If you’re thinking about your New Year’s resolutions for 2016, allow some of the most popular stories on IT World Canada this past year to inspire you.
Given that you work in IT, your list might look like this:
- Brush up on IT skills to become a more valuable – and wanted – asset on today’s job market.
- Seek to better connect your users while they’re mobile – through the best LTE networks available or with hot spots.
- Plan for a Windows 10 migration.
- Improve civic engagement.
- Don’t get arrested.
Yes, our top stories for 2015 touched upon all these wide-ranging topics. By order of pageviews, we bring you the most popular stories that you read this past year on our site. From government corruption involving IT contracts to a skills crisis and a new operating system, here’s what our readers were most interested in.
The “IT skills shortage” seems to be a perennial issue in our coverage at IT World Canada, and judging by a report released in July by the Information and Communications Technology Council (ICTC), that’s not going to change any time soon. Between now and 2019, there will be demand to hire 182,00 skilled ICT positions across the country, outpacing the pipeline of new workers available in this area. The good news is if you happen to be working in this field, you’ll be in high demand. The bad news is that Canada’s economy will lag as a result of the talent shortage. This story included a province-by-province breakdown showing where ICT workers will be needed most.
Another related story focusing on reader comments about the IT skills shortage – many with the underlying sentiment of “then why can’t I get a job” – was also very popular this year.
Announced in April, Google Fi is a vision of permanent connectivity from the search giant that has a lot to gain from everyone using the Internet a whole lot more. By making carrier deals with two different LTE networks in the U.S. and assembling a network of hundreds of open hotspots, Google Fi can keep your handset connected and working at the fastest speed possible just about everywhere you go – south of the border. Of course, the new take on wireless service that included unlimited use for talk and text and a reasonable $10 per GB per month for data isn’t available in Canada. Don’t count on Google hammering out an agreement with carriers here any time soon either. It remains invite-only in the U.S. at this point.

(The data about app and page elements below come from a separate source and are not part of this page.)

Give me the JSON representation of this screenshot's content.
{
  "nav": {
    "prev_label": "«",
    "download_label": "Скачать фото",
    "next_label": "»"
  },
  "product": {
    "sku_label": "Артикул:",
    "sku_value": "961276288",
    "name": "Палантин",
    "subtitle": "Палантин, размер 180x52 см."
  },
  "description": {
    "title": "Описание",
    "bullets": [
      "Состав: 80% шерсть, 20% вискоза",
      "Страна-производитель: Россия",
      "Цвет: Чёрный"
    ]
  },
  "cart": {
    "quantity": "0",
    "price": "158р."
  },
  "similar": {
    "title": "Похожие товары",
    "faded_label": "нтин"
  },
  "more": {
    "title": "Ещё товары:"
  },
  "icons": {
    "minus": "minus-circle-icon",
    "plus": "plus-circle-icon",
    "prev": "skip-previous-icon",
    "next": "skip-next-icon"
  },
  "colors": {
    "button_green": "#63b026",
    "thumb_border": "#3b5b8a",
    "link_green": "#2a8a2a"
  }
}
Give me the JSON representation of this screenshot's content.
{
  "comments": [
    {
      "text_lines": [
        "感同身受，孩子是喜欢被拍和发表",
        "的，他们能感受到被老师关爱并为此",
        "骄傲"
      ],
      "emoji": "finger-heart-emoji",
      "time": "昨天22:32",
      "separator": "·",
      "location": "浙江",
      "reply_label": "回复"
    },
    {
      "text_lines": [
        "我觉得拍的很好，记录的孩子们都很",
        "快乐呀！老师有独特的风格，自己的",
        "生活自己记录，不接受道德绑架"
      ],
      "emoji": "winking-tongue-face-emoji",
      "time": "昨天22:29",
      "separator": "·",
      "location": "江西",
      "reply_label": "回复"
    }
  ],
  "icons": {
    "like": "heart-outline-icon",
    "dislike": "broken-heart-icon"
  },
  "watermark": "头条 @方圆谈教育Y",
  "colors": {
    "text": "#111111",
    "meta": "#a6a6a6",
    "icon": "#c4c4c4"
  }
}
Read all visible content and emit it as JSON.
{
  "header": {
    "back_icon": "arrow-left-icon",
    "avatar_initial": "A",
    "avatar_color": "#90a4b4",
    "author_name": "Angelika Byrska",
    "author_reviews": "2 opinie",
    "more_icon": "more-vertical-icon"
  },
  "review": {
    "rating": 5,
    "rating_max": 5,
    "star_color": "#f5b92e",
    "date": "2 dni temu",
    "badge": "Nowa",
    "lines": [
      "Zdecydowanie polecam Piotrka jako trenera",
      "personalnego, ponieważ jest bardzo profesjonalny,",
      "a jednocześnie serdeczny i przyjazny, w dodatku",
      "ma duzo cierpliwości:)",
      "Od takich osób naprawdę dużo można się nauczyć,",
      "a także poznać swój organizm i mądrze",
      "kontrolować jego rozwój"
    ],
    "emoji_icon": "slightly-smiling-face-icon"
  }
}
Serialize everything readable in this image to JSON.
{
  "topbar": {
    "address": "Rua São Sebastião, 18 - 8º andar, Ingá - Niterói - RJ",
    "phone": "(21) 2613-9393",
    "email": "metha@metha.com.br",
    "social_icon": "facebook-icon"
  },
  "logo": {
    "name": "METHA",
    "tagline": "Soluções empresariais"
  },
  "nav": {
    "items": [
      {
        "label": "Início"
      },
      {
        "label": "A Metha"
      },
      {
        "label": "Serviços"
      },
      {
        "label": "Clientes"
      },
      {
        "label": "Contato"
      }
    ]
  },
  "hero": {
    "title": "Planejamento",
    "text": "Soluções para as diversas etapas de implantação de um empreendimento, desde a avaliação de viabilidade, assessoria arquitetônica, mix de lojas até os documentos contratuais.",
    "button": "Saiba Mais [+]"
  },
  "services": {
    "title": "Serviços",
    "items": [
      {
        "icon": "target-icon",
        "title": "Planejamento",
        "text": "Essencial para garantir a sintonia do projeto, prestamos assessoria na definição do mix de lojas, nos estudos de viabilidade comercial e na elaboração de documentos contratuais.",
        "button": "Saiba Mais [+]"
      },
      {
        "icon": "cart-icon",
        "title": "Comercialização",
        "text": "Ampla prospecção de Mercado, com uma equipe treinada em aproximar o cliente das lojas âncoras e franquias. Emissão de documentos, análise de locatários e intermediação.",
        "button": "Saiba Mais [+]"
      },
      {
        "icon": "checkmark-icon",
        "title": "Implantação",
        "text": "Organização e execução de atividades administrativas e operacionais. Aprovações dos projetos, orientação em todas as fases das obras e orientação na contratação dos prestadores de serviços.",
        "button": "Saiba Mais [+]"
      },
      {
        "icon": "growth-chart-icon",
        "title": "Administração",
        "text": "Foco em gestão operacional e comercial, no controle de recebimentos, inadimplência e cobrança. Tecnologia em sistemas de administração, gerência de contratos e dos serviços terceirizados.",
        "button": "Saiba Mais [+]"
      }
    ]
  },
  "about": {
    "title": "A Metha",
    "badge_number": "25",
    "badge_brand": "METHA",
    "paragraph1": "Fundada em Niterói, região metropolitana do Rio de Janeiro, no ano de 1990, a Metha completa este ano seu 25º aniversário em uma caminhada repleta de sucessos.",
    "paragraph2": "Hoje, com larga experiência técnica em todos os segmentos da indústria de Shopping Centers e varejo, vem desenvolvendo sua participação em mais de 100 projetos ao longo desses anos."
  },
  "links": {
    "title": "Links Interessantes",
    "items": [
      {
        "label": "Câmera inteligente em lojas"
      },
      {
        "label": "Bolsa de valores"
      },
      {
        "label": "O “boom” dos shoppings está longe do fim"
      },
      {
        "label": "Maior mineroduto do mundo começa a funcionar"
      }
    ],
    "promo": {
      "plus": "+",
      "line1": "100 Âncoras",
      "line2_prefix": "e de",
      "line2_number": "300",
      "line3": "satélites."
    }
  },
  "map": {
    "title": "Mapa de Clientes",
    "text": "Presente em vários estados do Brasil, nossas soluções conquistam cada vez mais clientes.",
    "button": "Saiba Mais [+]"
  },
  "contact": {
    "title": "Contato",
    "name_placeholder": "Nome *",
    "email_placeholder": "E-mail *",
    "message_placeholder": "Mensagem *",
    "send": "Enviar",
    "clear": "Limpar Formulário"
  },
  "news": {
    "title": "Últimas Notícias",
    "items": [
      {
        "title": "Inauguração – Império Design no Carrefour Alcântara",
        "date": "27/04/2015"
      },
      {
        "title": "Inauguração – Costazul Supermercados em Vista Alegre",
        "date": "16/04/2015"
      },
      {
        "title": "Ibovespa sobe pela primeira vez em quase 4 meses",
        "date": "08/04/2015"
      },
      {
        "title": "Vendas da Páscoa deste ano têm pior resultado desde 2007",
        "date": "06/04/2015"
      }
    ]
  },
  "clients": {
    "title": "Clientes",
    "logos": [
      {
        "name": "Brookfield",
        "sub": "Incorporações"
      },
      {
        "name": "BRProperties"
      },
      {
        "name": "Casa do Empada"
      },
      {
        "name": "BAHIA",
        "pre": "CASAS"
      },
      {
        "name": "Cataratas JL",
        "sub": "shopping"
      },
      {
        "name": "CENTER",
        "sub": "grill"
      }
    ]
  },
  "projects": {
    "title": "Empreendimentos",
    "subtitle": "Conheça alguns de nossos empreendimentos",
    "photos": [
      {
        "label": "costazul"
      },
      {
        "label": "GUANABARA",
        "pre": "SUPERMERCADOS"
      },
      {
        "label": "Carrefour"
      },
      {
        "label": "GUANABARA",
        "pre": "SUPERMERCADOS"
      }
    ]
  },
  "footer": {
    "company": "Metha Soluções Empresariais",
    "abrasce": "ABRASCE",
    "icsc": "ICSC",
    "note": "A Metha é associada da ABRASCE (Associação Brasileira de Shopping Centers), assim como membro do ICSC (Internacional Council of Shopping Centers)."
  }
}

There was a lot of interest in Windows 10 leading up to its launch and roll-out to many devices this past year. With many enterprises looking for the perfect way to test Windows 10 in their environment without too much heavy lifting, Windows to Go offered an answer. Brought over from Windows 8, the self-contained OS environment on a bootable USB drive proved a good way to try Windows 10 with select users. If you’re still looking for a way to get started with a Windows 10 roll-out, this is worth a try.
Rarely does an IT publication get to run a photo of someone in handcuffs on the top of a story, but when Revenue Quebec employees were arrested for providing inside information to IT contractors, that’s what we got. The story is complete with details of police raids carried out by Quebec’s anti-corruption police squad, shocked statements from executives, and big companies under the legal microscope. Here’s an update on the resulting court case from French language media.
When the new government swept into power on election night, it meant a new political agenda for Canada – including on the technology policy front. On the eve of the Liberals victory, we took a look at what the party said in its platform and on the campaign trail to get a sense of how various technology issues might be affected in Canada. From the IT skills shortage to telecommunications industry regulation to open data, a new government could make a huge difference in the technology services and content Canadians have available to them.